The word "JSON": say how many lines of the data below contain it, and give the number alone.

==== Given information ====

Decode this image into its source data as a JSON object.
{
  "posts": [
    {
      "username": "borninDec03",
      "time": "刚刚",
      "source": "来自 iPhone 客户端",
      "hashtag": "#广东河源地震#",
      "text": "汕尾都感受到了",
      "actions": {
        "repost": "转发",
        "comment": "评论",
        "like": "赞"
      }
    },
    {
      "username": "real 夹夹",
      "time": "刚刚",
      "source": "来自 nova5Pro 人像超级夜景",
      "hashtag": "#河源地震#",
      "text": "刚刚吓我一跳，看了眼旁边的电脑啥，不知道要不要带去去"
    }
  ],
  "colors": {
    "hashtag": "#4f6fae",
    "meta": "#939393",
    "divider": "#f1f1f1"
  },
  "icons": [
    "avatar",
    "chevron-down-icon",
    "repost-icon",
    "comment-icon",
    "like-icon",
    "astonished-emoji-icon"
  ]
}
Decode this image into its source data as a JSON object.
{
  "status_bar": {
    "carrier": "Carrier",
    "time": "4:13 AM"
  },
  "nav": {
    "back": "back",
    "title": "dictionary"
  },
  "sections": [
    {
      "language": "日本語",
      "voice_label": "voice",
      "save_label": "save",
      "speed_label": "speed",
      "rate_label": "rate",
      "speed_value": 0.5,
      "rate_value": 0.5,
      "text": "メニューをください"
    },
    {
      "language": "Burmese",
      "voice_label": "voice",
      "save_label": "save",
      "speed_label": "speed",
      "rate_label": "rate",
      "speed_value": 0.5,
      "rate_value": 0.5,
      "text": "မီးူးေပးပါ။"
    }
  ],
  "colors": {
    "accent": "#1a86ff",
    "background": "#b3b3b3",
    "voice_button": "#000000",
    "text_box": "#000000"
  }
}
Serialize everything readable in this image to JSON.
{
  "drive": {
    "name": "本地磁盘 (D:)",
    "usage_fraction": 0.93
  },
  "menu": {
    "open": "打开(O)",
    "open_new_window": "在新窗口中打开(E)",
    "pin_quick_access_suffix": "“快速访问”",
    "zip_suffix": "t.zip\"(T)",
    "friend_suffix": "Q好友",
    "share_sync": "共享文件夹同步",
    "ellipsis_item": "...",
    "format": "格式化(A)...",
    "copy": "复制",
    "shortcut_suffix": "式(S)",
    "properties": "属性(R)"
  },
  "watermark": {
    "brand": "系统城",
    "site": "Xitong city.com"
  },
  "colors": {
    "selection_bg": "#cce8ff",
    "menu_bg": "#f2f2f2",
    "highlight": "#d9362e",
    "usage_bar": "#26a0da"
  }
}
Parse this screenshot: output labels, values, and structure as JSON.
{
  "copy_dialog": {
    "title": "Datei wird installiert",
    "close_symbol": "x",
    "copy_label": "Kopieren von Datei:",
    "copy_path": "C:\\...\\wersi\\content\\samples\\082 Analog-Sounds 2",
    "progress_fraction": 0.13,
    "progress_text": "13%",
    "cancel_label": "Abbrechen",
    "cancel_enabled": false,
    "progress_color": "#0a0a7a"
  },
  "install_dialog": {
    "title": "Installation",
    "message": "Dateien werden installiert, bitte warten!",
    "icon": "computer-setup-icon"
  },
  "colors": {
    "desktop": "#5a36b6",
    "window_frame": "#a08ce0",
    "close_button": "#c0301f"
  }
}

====
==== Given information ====

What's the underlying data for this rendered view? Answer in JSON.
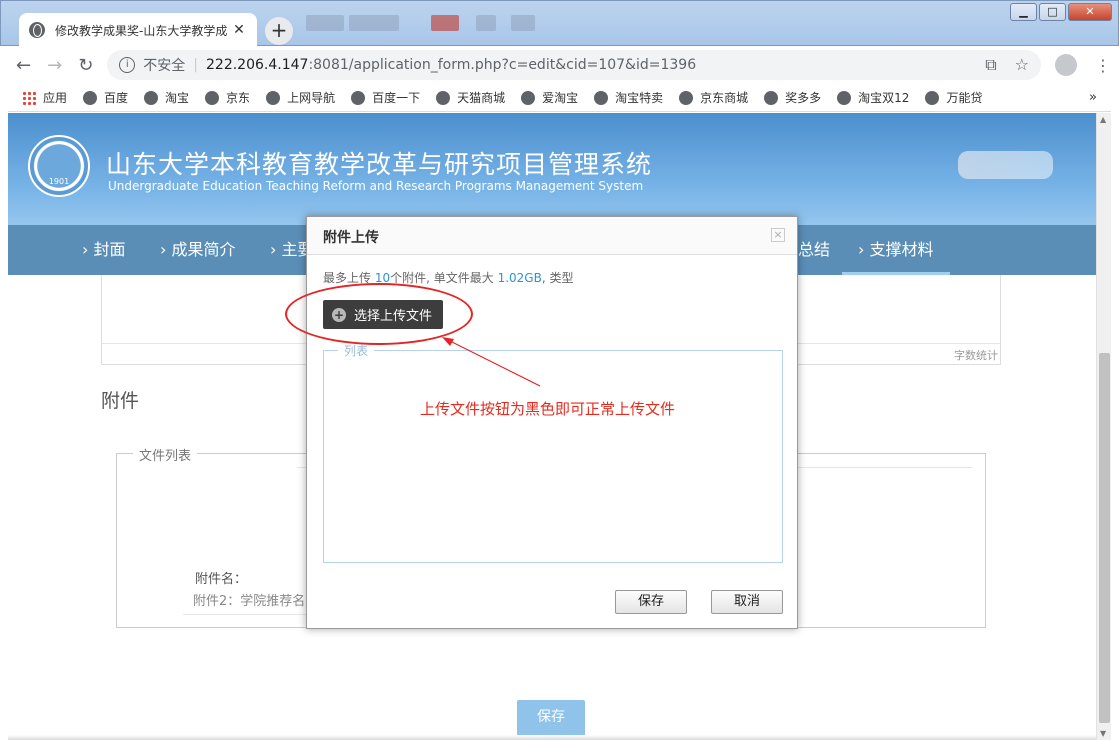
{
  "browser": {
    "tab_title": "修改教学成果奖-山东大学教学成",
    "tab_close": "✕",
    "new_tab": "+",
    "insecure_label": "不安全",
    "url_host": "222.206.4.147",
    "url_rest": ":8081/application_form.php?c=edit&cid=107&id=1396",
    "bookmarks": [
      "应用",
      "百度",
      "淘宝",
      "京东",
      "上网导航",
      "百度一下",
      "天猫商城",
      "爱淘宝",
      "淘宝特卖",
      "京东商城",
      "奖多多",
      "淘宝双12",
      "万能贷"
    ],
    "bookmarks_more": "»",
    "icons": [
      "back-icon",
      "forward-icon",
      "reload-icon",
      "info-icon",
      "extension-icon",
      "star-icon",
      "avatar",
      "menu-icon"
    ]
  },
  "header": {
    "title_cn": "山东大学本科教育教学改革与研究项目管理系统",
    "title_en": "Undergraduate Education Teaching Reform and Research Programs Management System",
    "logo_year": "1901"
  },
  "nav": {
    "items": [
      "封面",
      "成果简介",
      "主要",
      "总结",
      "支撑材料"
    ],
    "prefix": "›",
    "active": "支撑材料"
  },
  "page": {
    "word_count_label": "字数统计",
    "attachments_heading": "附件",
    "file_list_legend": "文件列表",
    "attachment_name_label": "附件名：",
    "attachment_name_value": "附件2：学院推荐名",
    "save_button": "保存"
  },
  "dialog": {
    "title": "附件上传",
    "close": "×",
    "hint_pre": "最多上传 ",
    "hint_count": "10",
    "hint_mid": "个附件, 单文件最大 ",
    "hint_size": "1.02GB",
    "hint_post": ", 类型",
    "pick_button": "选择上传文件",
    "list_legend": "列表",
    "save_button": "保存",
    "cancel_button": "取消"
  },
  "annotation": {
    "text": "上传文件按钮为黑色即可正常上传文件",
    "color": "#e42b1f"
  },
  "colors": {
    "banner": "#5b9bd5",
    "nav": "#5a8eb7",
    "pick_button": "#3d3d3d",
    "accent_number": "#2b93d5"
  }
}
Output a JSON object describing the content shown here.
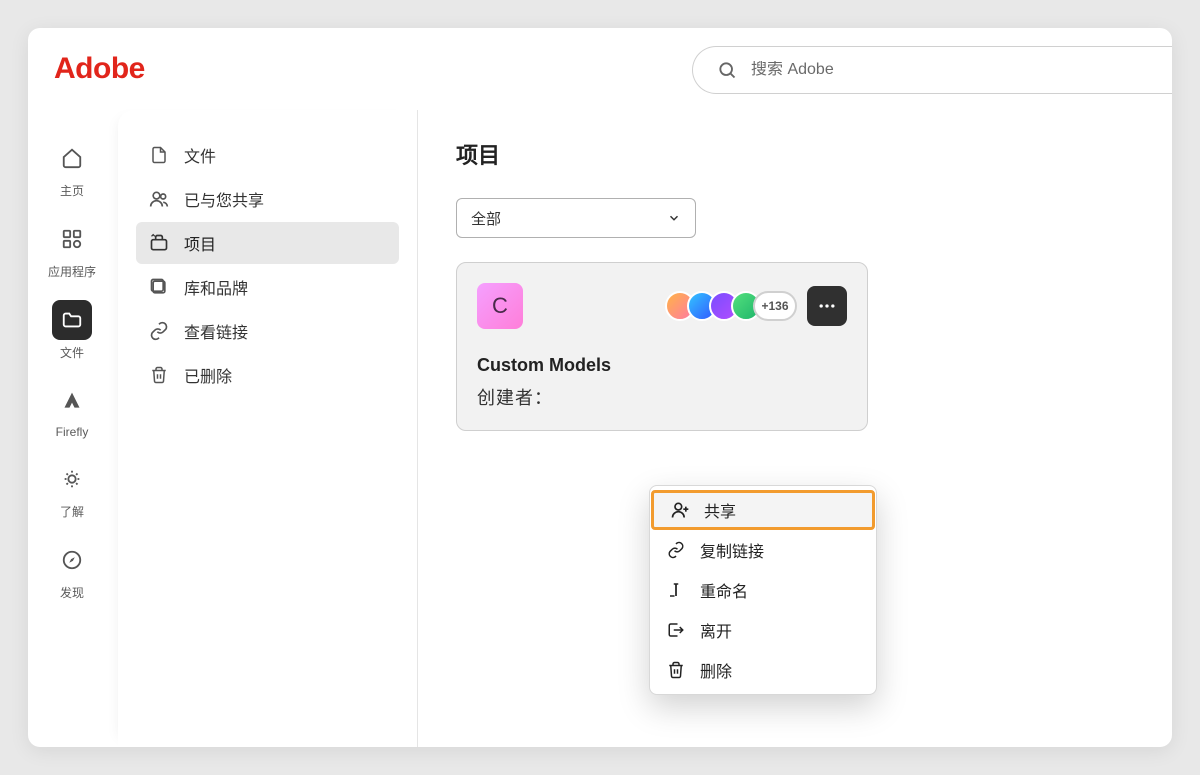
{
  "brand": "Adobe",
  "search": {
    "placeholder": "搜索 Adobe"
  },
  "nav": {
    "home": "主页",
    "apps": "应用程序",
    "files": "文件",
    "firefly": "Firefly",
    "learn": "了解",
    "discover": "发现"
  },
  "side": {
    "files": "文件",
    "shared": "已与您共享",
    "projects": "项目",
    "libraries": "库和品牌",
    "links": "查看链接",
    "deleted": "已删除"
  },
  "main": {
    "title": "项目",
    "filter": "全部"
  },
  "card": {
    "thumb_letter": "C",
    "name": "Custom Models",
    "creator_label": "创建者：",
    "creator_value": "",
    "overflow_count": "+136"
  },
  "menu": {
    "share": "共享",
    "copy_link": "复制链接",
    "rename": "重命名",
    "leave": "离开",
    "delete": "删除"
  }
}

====

_Completed exercise_.
6